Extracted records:
__________________________________________________

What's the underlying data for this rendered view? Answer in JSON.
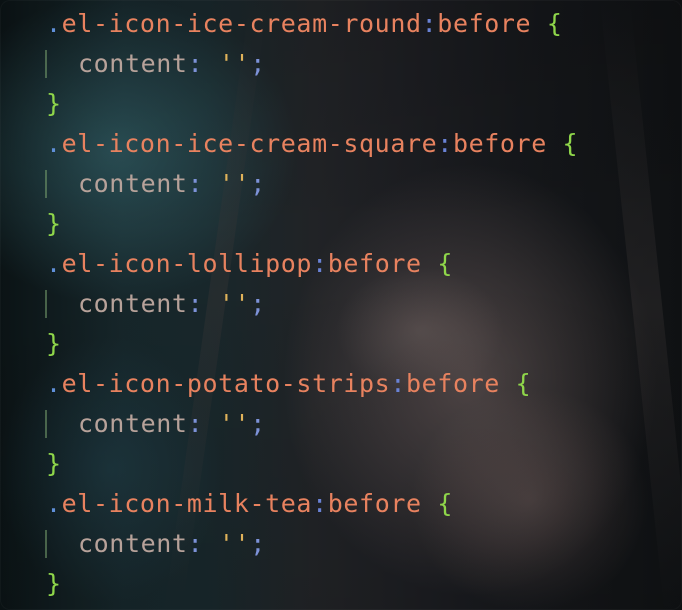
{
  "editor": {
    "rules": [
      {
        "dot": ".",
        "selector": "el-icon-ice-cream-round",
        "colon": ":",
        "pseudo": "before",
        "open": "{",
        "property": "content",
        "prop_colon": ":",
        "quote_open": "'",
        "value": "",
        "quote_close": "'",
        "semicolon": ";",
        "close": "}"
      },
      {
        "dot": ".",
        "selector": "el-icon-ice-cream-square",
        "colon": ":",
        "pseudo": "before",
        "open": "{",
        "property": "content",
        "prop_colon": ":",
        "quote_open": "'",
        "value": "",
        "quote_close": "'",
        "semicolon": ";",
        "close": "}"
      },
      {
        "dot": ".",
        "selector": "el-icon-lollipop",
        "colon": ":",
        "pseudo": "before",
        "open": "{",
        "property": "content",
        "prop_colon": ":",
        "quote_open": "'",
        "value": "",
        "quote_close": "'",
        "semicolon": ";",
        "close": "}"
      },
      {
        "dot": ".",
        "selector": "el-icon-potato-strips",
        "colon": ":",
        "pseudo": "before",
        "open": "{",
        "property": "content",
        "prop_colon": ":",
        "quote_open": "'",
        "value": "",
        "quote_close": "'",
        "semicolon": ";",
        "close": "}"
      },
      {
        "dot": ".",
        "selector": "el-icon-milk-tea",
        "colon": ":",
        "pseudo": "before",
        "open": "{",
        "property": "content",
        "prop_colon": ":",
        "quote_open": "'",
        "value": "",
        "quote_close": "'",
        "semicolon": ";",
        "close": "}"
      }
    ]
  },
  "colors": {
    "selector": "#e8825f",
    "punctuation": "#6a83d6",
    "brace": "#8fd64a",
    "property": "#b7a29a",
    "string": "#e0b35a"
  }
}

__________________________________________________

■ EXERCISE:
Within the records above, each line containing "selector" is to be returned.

■ TASK OUTPUT:
        "selector": "el-icon-ice-cream-round",
        "selector": "el-icon-ice-cream-square",
        "selector": "el-icon-lollipop",
        "selector": "el-icon-potato-strips",
        "selector": "el-icon-milk-tea",
    "selector": "#e8825f",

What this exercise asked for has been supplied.